12 March 2010
Matumaini Center Construction Gets Underway
Construction started this week!! We signed the contract with the contractors on February 16. It was a momentous occasion that was celebrated afterward in typical Tanzanian fashion – at a bar :). We are beginning with the fencing which is slated to take 4 weeks and then will move on to the construction of the main buildings, scheduled to take 16 weeks depending on the rain. Although we are beginning the process, we are still short about $30,000 for this first phase. We hope you will help us gather this money as quickly as possible so we can realize our dream in 2010!
We are thrilled to announce that Knock is providing 15 educational scholarships this year. This is made possible through partnering with several individuals and another organization. Six of these students are studying at a private English-medium primary school, and all have risen to the top of their classes. Roger, Erik, and Derick from Matumaini, as well as Caroline, Edwardi and Aloyce have been awarded four-year secondary school scholarships and began January 2010. Ernesto just started Form 2 at a private secondary school where he will have a better chance of achieving great success than he did at his previous school. Hilda John, a neighbor to Matumaini, is attending vocational training school where she is learning to become a seamstress. And last but not least, Elizabeth has completed her ordinary levels of secondary school and will enter into advanced levels in April 2010. We are so excited to be offering the opportunity of education to so many hard-working and deserving students.
New Kids at Matumaini
Three weeks ago, Matumaini welcomed four new kids to the center: Salome, Angelo, Daniel, and Angela. Salome is 14 and Romani’s older sister. She just started secondary school. Angelo is also 14 and starting secondary school. He’s been an orphan almost since birth and has been shuffled through ‘the system’ for most of his life. Daniel is 12 years old and in Class 5. He was living with his grandmother, but they have never had a permanent place to stay. And Angela is 5 ½ years old and the younger sister to Emma and Kelvin. She is HIV+, inherited from her mother. Last week was spent getting her set up at the HIV/AIDS treatment clinic at Mawenzi Hospital where she will have monthly doctor visits and medication monitoring. She is a pistol – very talkative, smart, and funny. It’s refreshing to see her in such high, positive spirits.

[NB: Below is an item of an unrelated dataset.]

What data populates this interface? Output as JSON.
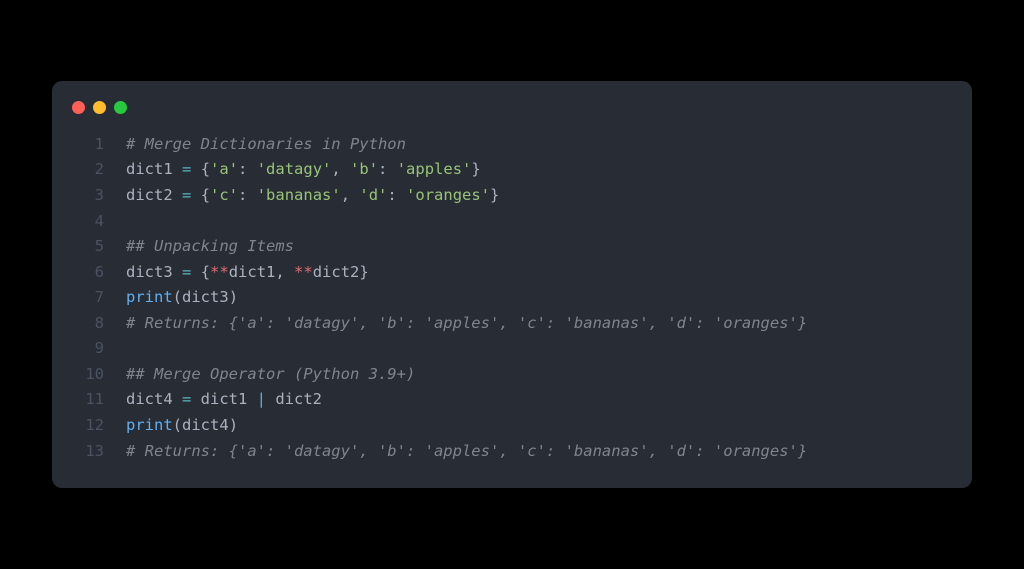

Mrupanga Primary School Success
The Class 7 students of Mrupanga took their end of primary school national exams in September and received their results in December. 30 of the 42 students passed the exam and Mrupanga’s pass rate was highest among all eight schools in their Ward. They attribute much of this success to Knock’s lunch program, providing all students with one meal per day, as well as the textbooks that were provided by Sierra Canyon School. We hope this success continues as we continue to provide them with our support.
Swimming Field Trip
“In early January I took the Matumaini kids and 15 of the neighborhood kids on a trip to Lake Challa, about an hour from Moshi along the Kenyan border. Little did we realize Laka Challa is in a crater – it was a tremendous descent into the crater and an even bigger feat getting out! The kids handled it like champs helping to carry even the food. Now the mamas on the other hand said it could be their training for climbing Mt. Kilimanjaro 🙂 As usual the kids took awhile to get their “bathing suits” on (aka their underwear) but once they did, it was an all day affair. We were lucky enough to have a few floaties and tubes, which the kids used to swim independently a little. The mamas just sat and closed their eyes. I am so impressed with every time they come to water – they improve so much! After our hike out of the crater we were greeted with rain and muddy roads. Our coaster bus got stuck twice and it was a group effort to push it out of the ditch – I mean it just wouldn’t be a field trip in Tanzania without a bunch of teenagers pushing a gigantic bus out of the ditch right?! All in all an amazing day. See the attached folder for photos!” ~Michelle
“I’ve been teaching English to four of the six ‘Six Mamas’ and Mama Lucy (the matron at Matumaini). We have class three times per week and it is going well thus far. We are focusing primarily on speaking and some days are more challenging than others. But overall they are learning, understanding, and most importantly, happy. Mama Godi came last week with a sentence she came up with all by herself, asking me if it was right…and it was!! She put together some of the concepts we learned and was able to say “On Tuesdays I go to Memorial Market to buy shoes that I sell at Taveta Market.” It is times like those when the experience is extremely rewarding. And I love knowing that I am helping to keep their minds sharp and active.” ~Kim